• _Work to be completed_
Pick out all lines of the entries that include the word "Windows" and copy them.

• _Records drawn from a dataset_
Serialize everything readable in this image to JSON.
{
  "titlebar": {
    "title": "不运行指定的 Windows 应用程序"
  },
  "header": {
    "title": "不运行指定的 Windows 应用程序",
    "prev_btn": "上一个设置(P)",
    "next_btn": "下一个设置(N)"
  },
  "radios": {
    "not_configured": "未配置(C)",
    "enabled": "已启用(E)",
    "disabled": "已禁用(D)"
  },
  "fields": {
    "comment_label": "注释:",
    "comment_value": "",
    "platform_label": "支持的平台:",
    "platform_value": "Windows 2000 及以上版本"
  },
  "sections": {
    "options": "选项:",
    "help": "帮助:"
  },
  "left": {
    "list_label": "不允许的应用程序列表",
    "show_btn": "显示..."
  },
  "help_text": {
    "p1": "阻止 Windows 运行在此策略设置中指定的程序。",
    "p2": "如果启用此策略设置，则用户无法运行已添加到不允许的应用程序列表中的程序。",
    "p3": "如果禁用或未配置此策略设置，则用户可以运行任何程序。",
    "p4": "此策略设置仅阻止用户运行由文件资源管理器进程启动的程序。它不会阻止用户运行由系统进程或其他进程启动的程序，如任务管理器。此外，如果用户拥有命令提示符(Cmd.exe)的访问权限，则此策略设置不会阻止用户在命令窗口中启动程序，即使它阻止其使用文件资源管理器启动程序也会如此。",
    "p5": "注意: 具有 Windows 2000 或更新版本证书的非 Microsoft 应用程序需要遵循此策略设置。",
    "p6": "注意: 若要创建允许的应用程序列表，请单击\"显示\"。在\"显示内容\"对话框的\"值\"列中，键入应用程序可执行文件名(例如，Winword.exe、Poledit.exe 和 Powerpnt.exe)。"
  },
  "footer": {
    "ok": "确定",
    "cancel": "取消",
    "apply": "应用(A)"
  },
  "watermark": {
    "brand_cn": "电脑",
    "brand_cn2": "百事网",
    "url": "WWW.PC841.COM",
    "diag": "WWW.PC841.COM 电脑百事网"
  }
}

• _Response to this task_
    "title": "不运行指定的 Windows 应用程序"
    "title": "不运行指定的 Windows 应用程序",
    "platform_value": "Windows 2000 及以上版本"
    "p1": "阻止 Windows 运行在此策略设置中指定的程序。",
    "p5": "注意: 具有 Windows 2000 或更新版本证书的非 Microsoft 应用程序需要遵循此策略设置。",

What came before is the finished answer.